by Neil Godfrey

The Crude

As someone who has spent the last ten plus years working to facilitate open access of reading I had to pause and laugh at the blunt reality of this sign when recently wandering through the Chinatown area of Kuala Lumpur, Malaysia.


The Sophisticated

When I returned home I visited once again the Queensland State Library and this time paused to examine a display cabinet near the entrance of the third floor’s “study and research” spaces. I expected to see some precious historical artefacts but instead saw it housing items that most libraries forbid in their reading areas, along with “preserved” mice and other beasties attracted by them. They were, of course, accompanied by information cards explaining the damage they each inflict on the collection.


The Mythical

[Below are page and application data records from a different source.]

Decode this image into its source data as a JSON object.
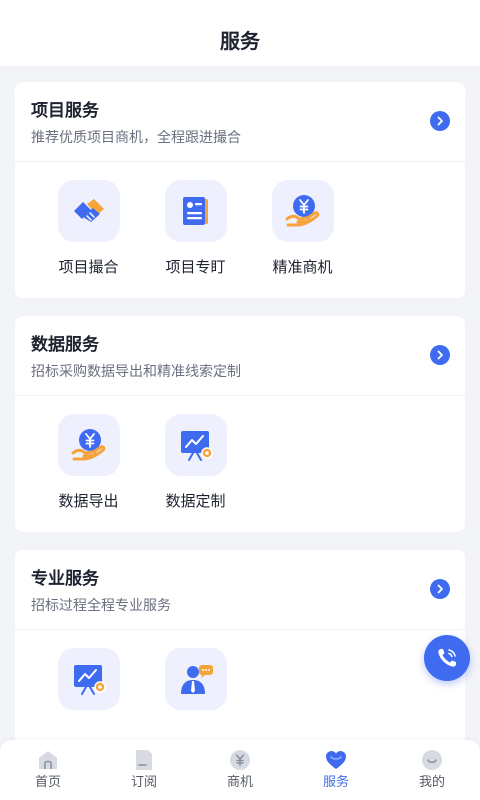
{
  "header": {
    "title": "服务"
  },
  "sections": [
    {
      "title": "项目服务",
      "subtitle": "推荐优质项目商机，全程跟进撮合",
      "items": [
        {
          "label": "项目撮合",
          "icon": "handshake-icon"
        },
        {
          "label": "项目专盯",
          "icon": "document-icon"
        },
        {
          "label": "精准商机",
          "icon": "yuan-hand-icon"
        }
      ]
    },
    {
      "title": "数据服务",
      "subtitle": "招标采购数据导出和精准线索定制",
      "items": [
        {
          "label": "数据导出",
          "icon": "yuan-hand-icon"
        },
        {
          "label": "数据定制",
          "icon": "chart-board-icon"
        }
      ]
    },
    {
      "title": "专业服务",
      "subtitle": "招标过程全程专业服务",
      "items": [
        {
          "label": "",
          "icon": "chart-board-icon"
        },
        {
          "label": "",
          "icon": "consultant-icon"
        }
      ]
    }
  ],
  "tabbar": {
    "items": [
      {
        "label": "首页",
        "icon": "home-icon"
      },
      {
        "label": "订阅",
        "icon": "subscribe-icon"
      },
      {
        "label": "商机",
        "icon": "yuan-coin-icon"
      },
      {
        "label": "服务",
        "icon": "heart-icon",
        "active": true
      },
      {
        "label": "我的",
        "icon": "profile-icon"
      }
    ]
  },
  "colors": {
    "accent": "#3f6bf0",
    "orange": "#f5a43c",
    "icon_bg": "#eef1fd",
    "page_bg": "#f3f4f7"
  }
}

Back to Kuala Lumpur for this one. In the old historic part of the city is a scenic spot with a flowing river and signage to alert visitors they were in the presence of the River of Life. There is an old mosque there and other interesting buildings and various signs to remind Westerners of the “thou shalt nots” that once accompanied their Edenic Tree of Life.



I don’t know what that empty circle with the “Forbidden” line through it is warning against (top row, third from the right). “No [fill in blank]”? — to cover those moments they catch you doing something they had forgotten to list?

I love the ban on romantic kissing sign. Much more discreet than our western images of naked Adam and Eve.

I see technology is introduced to help God keep a better eye on what’s going on nowadays.